Adam Que was born August 19, 1988 and is a writer from New Jersey. He has competed as an amateur mixed martial artist. After he stopped competing and working to be a professional fighter, Adam started to share his writing. He has appeared in The New Engagement, Straylight Literary Magazine, Here Comes Everyone, The Write Launch, The Machinery, Slink Chunk Press, and Rigorous.
She felt silky wings whisk past her neck—
The humid-heaviness blanket her torso.
She felt the lemon-twisted freshness from air-conditioned stores with
The uneasiness like a rhino’s body pressed against her kneecaps.
She found the boutique that her best friend who was more like a sister
Told her about;
The boutique seized
It smelled and followed her—
She saw the aliceblue dress
A temple of puzzled, sawtooth hearts lumped in her throat
Her tattoos caterpillar’d atop her sifting skin.
The stain was gone but she could still see the pea soup flesh into the dress
The buttons that refracted the sun’s gaze into a million halos
still dangled like the leaves of a weeping willow tree
It was her mother’s.

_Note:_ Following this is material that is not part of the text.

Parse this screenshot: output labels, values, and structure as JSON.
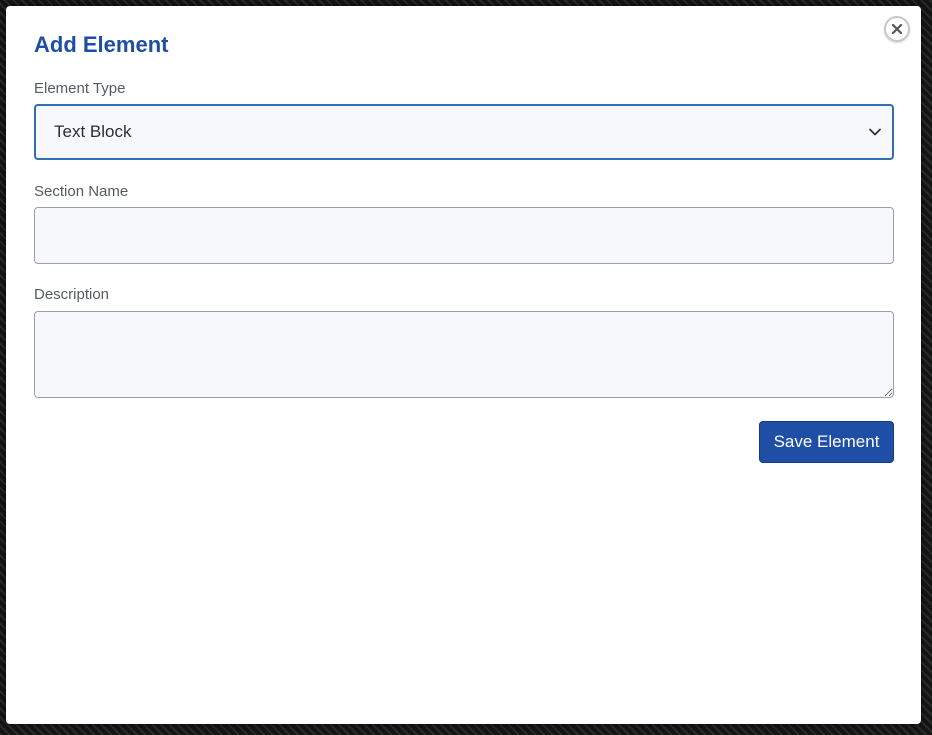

It was like her mother was there the air taking the shape of her frame
She could hear her mother’s whistle
The way she slapped at her thighs when she had no more patience

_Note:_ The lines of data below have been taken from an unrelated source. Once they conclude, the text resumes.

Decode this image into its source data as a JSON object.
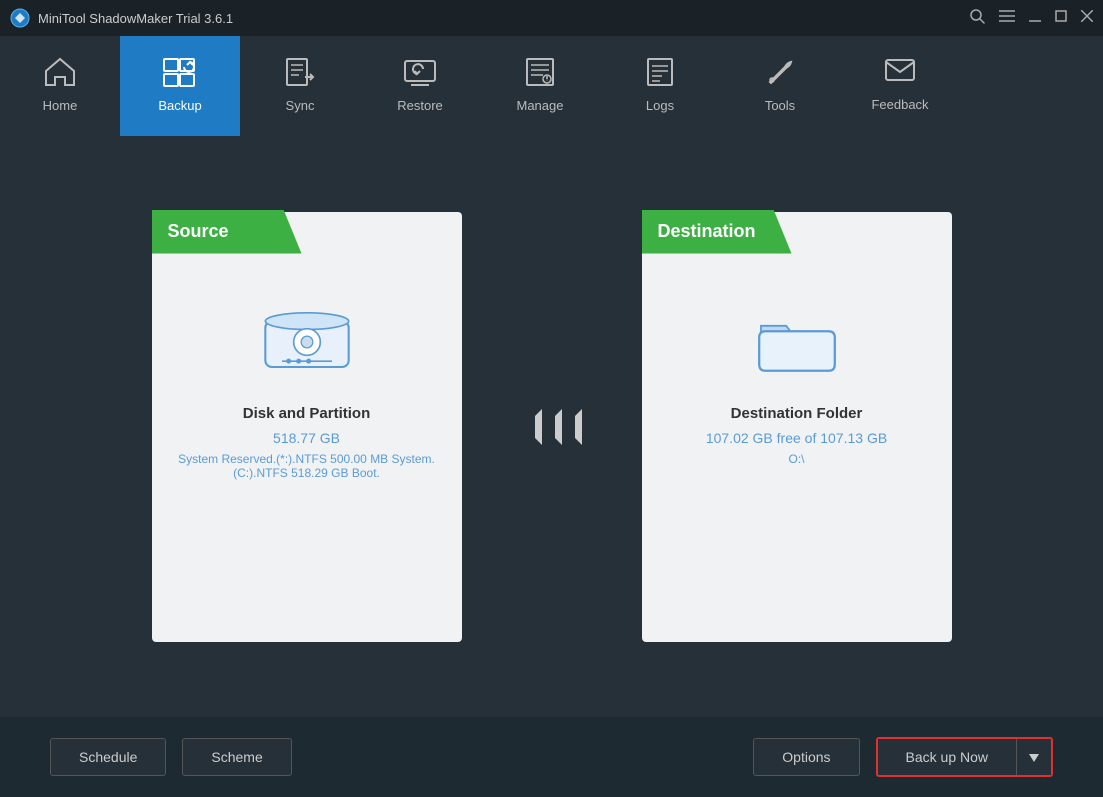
{
  "titlebar": {
    "title": "MiniTool ShadowMaker Trial 3.6.1",
    "controls": {
      "search": "🔍",
      "menu": "≡",
      "minimize": "—",
      "maximize": "☐",
      "close": "✕"
    }
  },
  "navbar": {
    "items": [
      {
        "id": "home",
        "label": "Home",
        "icon": "🏠",
        "active": false
      },
      {
        "id": "backup",
        "label": "Backup",
        "icon": "⊞↺",
        "active": true
      },
      {
        "id": "sync",
        "label": "Sync",
        "icon": "📋➡",
        "active": false
      },
      {
        "id": "restore",
        "label": "Restore",
        "icon": "🖥↺",
        "active": false
      },
      {
        "id": "manage",
        "label": "Manage",
        "icon": "📋⚙",
        "active": false
      },
      {
        "id": "logs",
        "label": "Logs",
        "icon": "📋",
        "active": false
      },
      {
        "id": "tools",
        "label": "Tools",
        "icon": "🔧",
        "active": false
      },
      {
        "id": "feedback",
        "label": "Feedback",
        "icon": "✉",
        "active": false
      }
    ]
  },
  "source": {
    "label": "Source",
    "title": "Disk and Partition",
    "size": "518.77 GB",
    "description": "System Reserved.(*:).NTFS 500.00 MB System. (C:).NTFS 518.29 GB Boot."
  },
  "destination": {
    "label": "Destination",
    "title": "Destination Folder",
    "free": "107.02 GB free of 107.13 GB",
    "path": "O:\\"
  },
  "bottombar": {
    "schedule_label": "Schedule",
    "scheme_label": "Scheme",
    "options_label": "Options",
    "backup_now_label": "Back up Now"
  }
}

How argument was their way into apologies and “sorrys”.
She was asked if she was okay
She said I’m alright
She was told and taught by many to play those finite games
But she never wanted just to win or lose—
Her mother told her:
“Baby, you can play forever if you keep adapting the rules.”
Passing Forth: his great grandfather and him
We are dug from earth, milked from earth,
Earth clung to our bodies like a child on a parent’s leg.
My great-grandfather would tell me how the barabara
Made him feel like the earth was so close—
How simple that may be,
But how far it seems we are from it now.
He felt the whale bone shrug destiny onto his shoulders and,
The puffin feathers carry his fastened determination
That rode along the Bearing Sea.
He could smell and hear the crackle of seal blubber,
Feel the grass mats prickle his toes and
The salmonberries unravel across the inside of his gums.
My great grandfather told me how he found himself
In the clutches of a polar bear spirit.
It told him: people are not places to inhabit
And places are there for a peace we must sharpen with a health
That ripples from the brain and settles in the pits of the center.
It told him, love and hate is on the same plane,
That searching doesn’t mean being adrift
And doing what you want for you doesn’t always mean finding.
My great grandfather then stood up,
Shuffled outside, and watered the Lilies.